    09/06/2005 6:49:31 AM PDT · by hinterlander · 8 replies · 554+ views
    Human Events Online ^ | September 6, 2005 | John O'Neill
    The author of Unfit for Command was a law clerk for the late Chief Justice and remembers him fondly.The busts of the Chief Justices of the United States stand facing each other two-by-two across the Great Hall of the Supreme Court Building. Hughes and Taft, Vinson and Warren the fifteen statues march slowly to the courtroom doors, marking silently the progression of our nation's history. There is an empty niche immediately outside the doors of the Great Courtroom. Soon that niche will be filled with a marble depiction of Chief Justice William H. Rehnquist—the last World War II veteran to...
  • WSJ: William Rehnquist - Will our 'New Federalism' survive the Chief's death?

    09/06/2005 6:04:02 AM PDT · by OESY · 5 replies · 572+ views
    Wall Street Journal ^ | September 6, 2005 | RANDY E. BARNETT
    ...[I]t was William Rehnquist who was most personally responsible for what is now called "the New Federalism" -- the revival of the ideas that judiciary should protect the role of the states within the federal system and enforce the textual limits on the powers of Congress. Establishing the New Federalism took enormous effort and leadership by Rehnquist over many years. Now that legacy is in jeopardy. At the founding, and for some 150 years thereafter, the limits on congressional power provided by the Constitution... as modified by the Fourteenth Amendment-- were enforced by the Supreme Court. According to the textual...
  • WSJ: The Rehnquist-Roberts Court - A confirmation fight would be good for Bush.

    09/06/2005 5:51:19 AM PDT · by OESY · 8 replies · 1,064+ views
    Wall Street Journal ^ | September 6, 2005 | Editorial
    ...Elevating Judge Roberts to Chief was a logical decision, both politically and on the merits. The Senate and media have been investigating the nominee since July, and have found superlatives with nary a negative. The Judge is in a position to be rapidly confirmed.... More importantly, what we have learned about Judge Roberts suggests that he shares Chief Justice Rehnquist's judicial philosophy. If Mr. Bush now follows with the nomination of an equally distinguished conservative for the Court's second opening, the Roberts Court will be able to continue the legal restoration that the late Chief Rehnquist began.... That historic mission...
  • Chief justice favored Roberts
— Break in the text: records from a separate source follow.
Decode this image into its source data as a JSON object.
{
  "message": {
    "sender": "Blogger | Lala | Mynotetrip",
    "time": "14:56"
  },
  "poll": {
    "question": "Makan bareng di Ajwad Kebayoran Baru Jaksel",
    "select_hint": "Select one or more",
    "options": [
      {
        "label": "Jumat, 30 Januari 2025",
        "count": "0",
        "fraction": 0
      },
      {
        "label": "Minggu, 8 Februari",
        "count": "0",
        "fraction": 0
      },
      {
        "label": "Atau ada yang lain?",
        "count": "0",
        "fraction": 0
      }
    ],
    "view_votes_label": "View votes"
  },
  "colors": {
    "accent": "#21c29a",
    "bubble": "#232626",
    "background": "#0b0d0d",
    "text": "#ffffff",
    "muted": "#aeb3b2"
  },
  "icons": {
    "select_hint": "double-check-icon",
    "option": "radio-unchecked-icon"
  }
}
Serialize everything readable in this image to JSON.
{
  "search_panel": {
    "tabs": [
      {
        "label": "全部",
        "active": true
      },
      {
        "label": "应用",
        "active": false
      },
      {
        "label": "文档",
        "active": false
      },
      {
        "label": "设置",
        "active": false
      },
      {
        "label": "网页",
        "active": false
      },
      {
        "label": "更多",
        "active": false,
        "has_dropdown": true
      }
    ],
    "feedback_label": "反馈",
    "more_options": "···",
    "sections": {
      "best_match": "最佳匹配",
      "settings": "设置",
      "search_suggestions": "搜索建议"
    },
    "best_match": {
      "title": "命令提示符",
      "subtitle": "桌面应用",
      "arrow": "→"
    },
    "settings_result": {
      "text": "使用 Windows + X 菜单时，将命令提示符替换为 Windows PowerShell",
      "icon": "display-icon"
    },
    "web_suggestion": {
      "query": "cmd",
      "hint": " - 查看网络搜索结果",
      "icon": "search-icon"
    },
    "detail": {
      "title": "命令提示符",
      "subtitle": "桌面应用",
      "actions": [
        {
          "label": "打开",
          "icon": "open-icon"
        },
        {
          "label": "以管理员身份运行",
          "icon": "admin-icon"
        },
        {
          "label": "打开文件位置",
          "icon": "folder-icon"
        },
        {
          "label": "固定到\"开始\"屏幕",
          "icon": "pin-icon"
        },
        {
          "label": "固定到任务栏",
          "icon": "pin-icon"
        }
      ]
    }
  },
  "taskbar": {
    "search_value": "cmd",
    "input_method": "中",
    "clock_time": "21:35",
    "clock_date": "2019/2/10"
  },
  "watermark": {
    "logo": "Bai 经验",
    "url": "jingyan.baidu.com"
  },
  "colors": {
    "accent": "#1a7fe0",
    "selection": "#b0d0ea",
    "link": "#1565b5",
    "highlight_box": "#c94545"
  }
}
    09/05/2005 10:54:30 PM PDT · by Kay · 45 replies · 953+ views
    THE WASHINGTON TIMES ^ | September 6, 2005 | By Guy Taylor
    Judge John G. Roberts Jr. was long regarded as the best Supreme Court lawyer in the nation by the very man whose shoes President Bush has chosen him to fill. Chief Justice William H. Rehnquist, who died Saturday, played a key role in shaping Judge Roberts by making him a pupil during the early 1980s and propelling his career as a lawyer and federal judge in subsequent years. Ted Cruz, who clerked for Chief Justice Rehnquist during the mid-1990s, recalled that he and fellow clerks once asked their boss whom he considered to be the most superior Supreme Court litigator....